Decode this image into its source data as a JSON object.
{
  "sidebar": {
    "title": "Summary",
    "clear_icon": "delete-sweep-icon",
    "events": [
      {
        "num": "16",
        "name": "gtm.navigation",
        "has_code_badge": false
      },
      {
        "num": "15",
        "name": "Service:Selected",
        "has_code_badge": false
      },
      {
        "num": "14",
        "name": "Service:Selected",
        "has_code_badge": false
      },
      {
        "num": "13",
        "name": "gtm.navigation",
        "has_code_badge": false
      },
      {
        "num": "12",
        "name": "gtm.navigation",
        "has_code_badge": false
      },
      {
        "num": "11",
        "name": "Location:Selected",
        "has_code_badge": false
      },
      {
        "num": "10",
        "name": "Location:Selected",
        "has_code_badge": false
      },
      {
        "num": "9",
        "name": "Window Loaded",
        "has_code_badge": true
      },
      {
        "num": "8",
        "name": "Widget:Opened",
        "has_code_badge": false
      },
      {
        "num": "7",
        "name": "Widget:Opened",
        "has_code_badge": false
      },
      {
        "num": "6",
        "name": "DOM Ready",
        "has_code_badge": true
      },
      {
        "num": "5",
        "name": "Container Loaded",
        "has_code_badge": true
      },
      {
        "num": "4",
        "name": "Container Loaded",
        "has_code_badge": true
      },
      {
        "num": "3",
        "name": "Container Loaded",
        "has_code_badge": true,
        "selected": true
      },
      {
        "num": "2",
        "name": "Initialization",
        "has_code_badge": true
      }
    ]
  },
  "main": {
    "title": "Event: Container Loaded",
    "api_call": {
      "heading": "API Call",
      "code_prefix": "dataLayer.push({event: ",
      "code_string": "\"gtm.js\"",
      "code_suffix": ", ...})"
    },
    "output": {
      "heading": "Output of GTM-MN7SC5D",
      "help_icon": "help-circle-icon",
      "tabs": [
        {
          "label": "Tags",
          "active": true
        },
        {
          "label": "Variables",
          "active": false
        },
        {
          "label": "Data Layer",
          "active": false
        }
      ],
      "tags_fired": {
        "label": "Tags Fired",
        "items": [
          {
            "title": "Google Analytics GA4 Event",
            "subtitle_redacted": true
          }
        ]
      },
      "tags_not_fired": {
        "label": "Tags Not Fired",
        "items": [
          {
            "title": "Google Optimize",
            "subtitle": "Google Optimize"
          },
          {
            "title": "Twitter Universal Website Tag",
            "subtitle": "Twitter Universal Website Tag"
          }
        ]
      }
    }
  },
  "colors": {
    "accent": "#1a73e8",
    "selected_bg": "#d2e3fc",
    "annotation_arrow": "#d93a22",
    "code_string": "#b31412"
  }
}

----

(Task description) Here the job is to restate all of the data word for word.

(Reply to the exercise)
Decode this image into its source data as a JSON object.
{
  "sidebar": {
    "title": "Summary",
    "clear_icon": "delete-sweep-icon",
    "events": [
      {
        "num": "16",
        "name": "gtm.navigation",
        "has_code_badge": false
      },
      {
        "num": "15",
        "name": "Service:Selected",
        "has_code_badge": false
      },
      {
        "num": "14",
        "name": "Service:Selected",
        "has_code_badge": false
      },
      {
        "num": "13",
        "name": "gtm.navigation",
        "has_code_badge": false
      },
      {
        "num": "12",
        "name": "gtm.navigation",
        "has_code_badge": false
      },
      {
        "num": "11",
        "name": "Location:Selected",
        "has_code_badge": false
      },
      {
        "num": "10",
        "name": "Location:Selected",
        "has_code_badge": false
      },
      {
        "num": "9",
        "name": "Window Loaded",
        "has_code_badge": true
      },
      {
        "num": "8",
        "name": "Widget:Opened",
        "has_code_badge": false
      },
      {
        "num": "7",
        "name": "Widget:Opened",
        "has_code_badge": false
      },
      {
        "num": "6",
        "name": "DOM Ready",
        "has_code_badge": true
      },
      {
        "num": "5",
        "name": "Container Loaded",
        "has_code_badge": true
      },
      {
        "num": "4",
        "name": "Container Loaded",
        "has_code_badge": true
      },
      {
        "num": "3",
        "name": "Container Loaded",
        "has_code_badge": true,
        "selected": true
      },
      {
        "num": "2",
        "name": "Initialization",
        "has_code_badge": true
      }
    ]
  },
  "main": {
    "title": "Event: Container Loaded",
    "api_call": {
      "heading": "API Call",
      "code_prefix": "dataLayer.push({event: ",
      "code_string": "\"gtm.js\"",
      "code_suffix": ", ...})"
    },
    "output": {
      "heading": "Output of GTM-MN7SC5D",
      "help_icon": "help-circle-icon",
      "tabs": [
        {
          "label": "Tags",
          "active": true
        },
        {
          "label": "Variables",
          "active": false
        },
        {
          "label": "Data Layer",
          "active": false
        }
      ],
      "tags_fired": {
        "label": "Tags Fired",
        "items": [
          {
            "title": "Google Analytics GA4 Event",
            "subtitle_redacted": true
          }
        ]
      },
      "tags_not_fired": {
        "label": "Tags Not Fired",
        "items": [
          {
            "title": "Google Optimize",
            "subtitle": "Google Optimize"
          },
          {
            "title": "Twitter Universal Website Tag",
            "subtitle": "Twitter Universal Website Tag"
          }
        ]
      }
    }
  },
  "colors": {
    "accent": "#1a73e8",
    "selected_bg": "#d2e3fc",
    "annotation_arrow": "#d93a22",
    "code_string": "#b31412"
  }
}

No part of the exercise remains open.